> [EXERCISE DIRECTIONS]: Examine the data below and state how many lines contain "Сумма", offering no other words.

---------- EXCERPTED RECORDS ----------

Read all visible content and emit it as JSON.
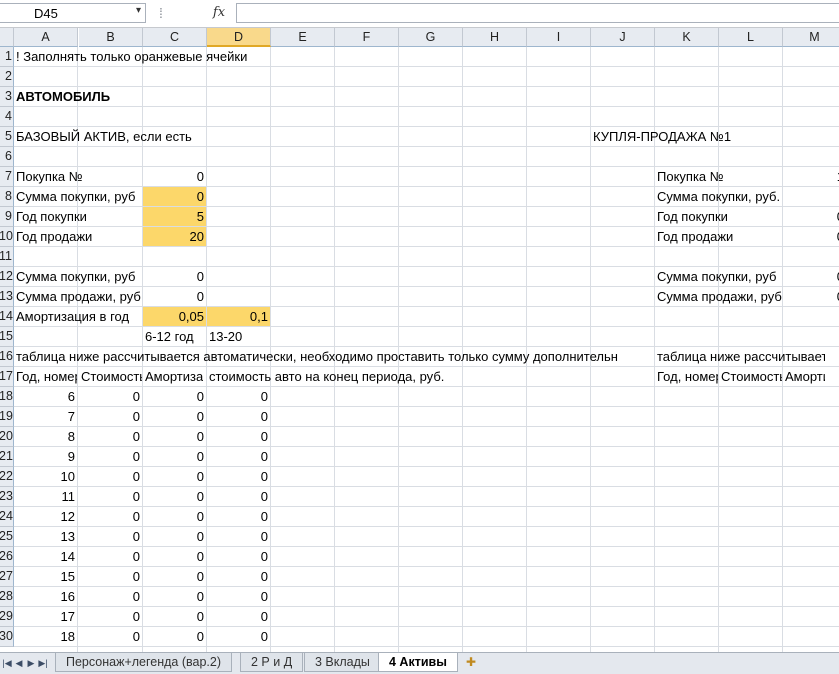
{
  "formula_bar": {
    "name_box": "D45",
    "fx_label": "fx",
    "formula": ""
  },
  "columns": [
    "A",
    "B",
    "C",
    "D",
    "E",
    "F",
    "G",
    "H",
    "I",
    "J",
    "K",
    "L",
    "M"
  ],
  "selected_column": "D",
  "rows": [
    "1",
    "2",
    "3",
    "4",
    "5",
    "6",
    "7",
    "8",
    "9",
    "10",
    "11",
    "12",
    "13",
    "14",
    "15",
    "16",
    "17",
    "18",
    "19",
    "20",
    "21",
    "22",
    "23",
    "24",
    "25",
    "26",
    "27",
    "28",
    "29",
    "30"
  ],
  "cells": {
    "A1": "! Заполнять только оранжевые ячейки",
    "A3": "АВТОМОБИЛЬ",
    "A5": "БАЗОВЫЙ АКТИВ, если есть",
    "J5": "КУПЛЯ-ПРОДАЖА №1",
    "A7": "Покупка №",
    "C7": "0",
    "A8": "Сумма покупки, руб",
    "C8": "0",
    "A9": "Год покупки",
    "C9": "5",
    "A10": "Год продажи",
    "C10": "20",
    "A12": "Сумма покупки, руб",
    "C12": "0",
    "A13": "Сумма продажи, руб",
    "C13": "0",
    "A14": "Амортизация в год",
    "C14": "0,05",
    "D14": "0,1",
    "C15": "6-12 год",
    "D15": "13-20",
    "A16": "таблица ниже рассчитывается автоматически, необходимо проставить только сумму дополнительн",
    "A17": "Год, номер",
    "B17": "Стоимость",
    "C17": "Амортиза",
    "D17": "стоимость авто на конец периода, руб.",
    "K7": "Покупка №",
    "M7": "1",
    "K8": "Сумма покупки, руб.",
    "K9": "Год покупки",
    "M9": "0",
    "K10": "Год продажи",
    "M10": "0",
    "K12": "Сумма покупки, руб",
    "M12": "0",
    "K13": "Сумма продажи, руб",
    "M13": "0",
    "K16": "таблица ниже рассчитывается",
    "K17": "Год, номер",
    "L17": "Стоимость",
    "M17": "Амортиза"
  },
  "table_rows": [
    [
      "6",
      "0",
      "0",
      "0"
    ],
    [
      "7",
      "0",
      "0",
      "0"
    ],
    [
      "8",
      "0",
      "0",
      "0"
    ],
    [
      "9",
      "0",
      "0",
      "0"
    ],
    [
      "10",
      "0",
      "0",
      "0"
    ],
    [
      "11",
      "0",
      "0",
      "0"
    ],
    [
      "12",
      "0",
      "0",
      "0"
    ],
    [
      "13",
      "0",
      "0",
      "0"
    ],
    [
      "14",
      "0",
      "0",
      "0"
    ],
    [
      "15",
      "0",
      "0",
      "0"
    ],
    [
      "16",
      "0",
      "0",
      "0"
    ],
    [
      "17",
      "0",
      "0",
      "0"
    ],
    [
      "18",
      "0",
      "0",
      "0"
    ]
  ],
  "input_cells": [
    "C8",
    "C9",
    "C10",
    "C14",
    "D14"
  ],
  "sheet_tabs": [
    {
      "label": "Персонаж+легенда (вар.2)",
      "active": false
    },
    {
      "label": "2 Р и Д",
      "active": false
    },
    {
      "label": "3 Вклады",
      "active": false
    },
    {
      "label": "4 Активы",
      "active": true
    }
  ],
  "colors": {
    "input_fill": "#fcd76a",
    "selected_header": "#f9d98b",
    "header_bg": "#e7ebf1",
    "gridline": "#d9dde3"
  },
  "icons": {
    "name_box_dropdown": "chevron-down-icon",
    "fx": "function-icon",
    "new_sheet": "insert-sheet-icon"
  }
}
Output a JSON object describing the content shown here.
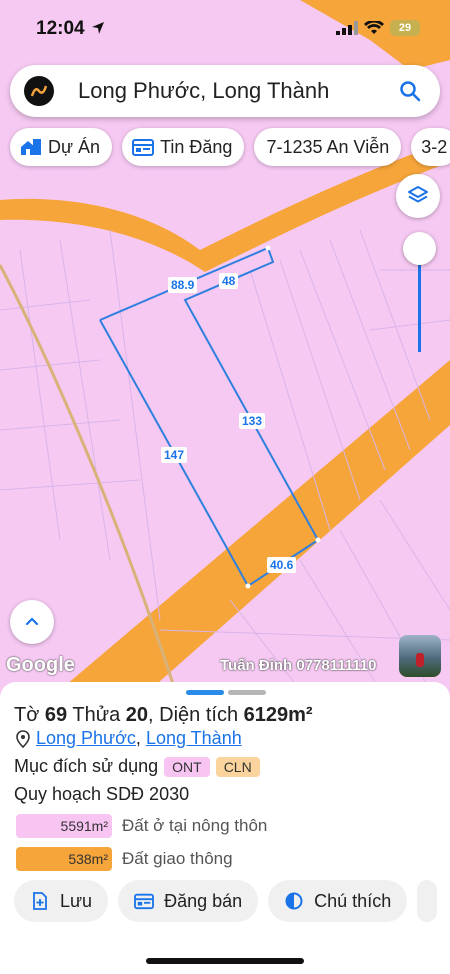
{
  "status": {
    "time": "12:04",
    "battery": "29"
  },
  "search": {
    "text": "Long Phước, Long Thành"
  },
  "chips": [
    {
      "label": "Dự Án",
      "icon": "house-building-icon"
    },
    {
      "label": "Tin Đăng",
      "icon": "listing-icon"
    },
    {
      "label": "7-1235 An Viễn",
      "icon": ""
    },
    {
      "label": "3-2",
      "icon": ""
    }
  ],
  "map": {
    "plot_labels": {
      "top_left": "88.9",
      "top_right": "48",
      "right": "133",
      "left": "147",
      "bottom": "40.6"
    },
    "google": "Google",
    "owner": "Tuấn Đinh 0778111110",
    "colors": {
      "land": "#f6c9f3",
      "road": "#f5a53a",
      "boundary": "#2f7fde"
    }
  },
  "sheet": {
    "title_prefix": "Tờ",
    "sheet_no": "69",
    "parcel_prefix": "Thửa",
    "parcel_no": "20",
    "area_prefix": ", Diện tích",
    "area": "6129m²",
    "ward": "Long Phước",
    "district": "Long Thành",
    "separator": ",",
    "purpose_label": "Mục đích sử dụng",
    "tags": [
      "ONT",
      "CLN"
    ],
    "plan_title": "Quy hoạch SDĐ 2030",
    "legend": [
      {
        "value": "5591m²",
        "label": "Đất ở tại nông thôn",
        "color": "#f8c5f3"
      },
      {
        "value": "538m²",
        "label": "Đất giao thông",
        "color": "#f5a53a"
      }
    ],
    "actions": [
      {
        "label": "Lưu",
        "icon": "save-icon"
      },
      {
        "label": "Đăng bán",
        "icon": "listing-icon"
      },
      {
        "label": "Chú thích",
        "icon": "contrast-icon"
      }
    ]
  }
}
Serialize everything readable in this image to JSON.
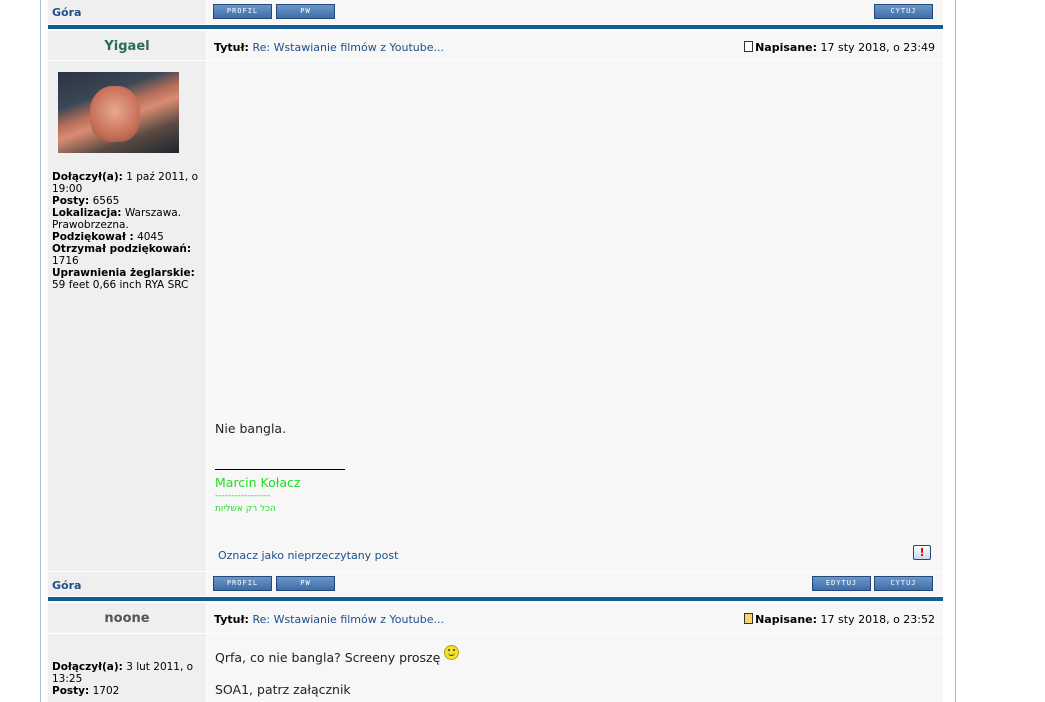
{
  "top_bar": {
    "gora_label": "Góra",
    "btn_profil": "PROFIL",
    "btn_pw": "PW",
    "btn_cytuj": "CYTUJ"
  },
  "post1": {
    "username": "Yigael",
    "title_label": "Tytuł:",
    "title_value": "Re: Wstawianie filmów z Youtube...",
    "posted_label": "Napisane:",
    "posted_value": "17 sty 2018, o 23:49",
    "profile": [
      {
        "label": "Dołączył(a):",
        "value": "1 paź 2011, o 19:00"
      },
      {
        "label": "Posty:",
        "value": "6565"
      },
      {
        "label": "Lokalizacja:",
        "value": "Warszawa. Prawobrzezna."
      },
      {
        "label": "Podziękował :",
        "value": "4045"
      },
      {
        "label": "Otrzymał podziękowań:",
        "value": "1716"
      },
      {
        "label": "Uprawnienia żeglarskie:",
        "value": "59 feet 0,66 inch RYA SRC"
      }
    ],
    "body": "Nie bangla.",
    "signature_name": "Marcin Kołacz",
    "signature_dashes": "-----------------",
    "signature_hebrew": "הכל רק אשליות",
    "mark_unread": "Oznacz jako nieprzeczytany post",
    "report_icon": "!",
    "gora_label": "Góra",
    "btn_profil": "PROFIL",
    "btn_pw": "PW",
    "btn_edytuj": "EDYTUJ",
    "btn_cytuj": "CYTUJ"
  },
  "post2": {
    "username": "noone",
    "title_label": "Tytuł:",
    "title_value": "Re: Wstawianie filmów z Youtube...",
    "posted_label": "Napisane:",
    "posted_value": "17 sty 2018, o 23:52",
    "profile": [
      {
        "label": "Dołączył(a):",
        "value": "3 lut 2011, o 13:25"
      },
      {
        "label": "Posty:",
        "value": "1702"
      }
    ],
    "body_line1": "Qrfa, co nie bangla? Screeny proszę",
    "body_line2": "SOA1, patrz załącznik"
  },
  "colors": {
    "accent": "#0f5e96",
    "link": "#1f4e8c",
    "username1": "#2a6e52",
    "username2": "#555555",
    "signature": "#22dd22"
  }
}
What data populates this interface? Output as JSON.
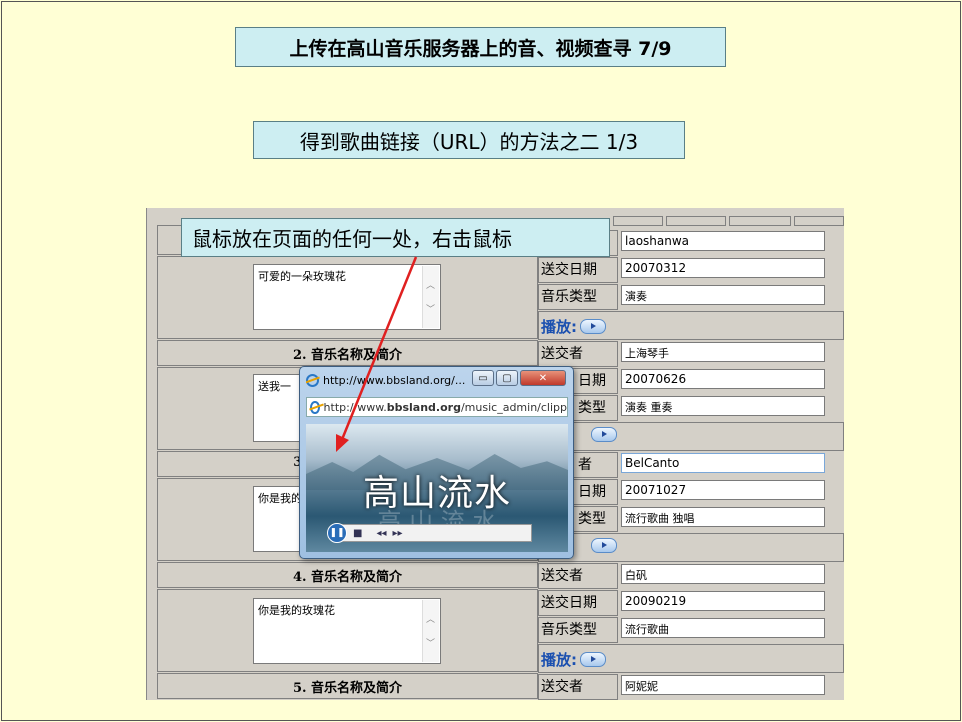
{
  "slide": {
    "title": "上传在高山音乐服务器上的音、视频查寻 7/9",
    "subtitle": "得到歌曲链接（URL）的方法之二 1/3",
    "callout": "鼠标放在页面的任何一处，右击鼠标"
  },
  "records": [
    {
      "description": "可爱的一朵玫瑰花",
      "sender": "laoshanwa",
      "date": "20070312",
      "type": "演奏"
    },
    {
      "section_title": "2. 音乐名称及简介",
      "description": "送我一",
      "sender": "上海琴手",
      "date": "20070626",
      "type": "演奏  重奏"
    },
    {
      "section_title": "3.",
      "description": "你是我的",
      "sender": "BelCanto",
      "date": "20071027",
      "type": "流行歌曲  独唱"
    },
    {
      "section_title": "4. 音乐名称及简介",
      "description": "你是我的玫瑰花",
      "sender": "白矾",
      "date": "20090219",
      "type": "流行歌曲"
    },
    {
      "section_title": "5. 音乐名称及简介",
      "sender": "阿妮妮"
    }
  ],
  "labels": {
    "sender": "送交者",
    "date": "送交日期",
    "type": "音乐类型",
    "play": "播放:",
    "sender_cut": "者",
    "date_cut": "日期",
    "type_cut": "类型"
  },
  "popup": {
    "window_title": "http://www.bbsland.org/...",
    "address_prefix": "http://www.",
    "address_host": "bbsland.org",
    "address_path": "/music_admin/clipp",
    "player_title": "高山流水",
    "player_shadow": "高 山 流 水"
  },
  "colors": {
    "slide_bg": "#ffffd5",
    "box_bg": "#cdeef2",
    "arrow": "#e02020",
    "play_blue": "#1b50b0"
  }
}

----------

> [OUTPUT]: 6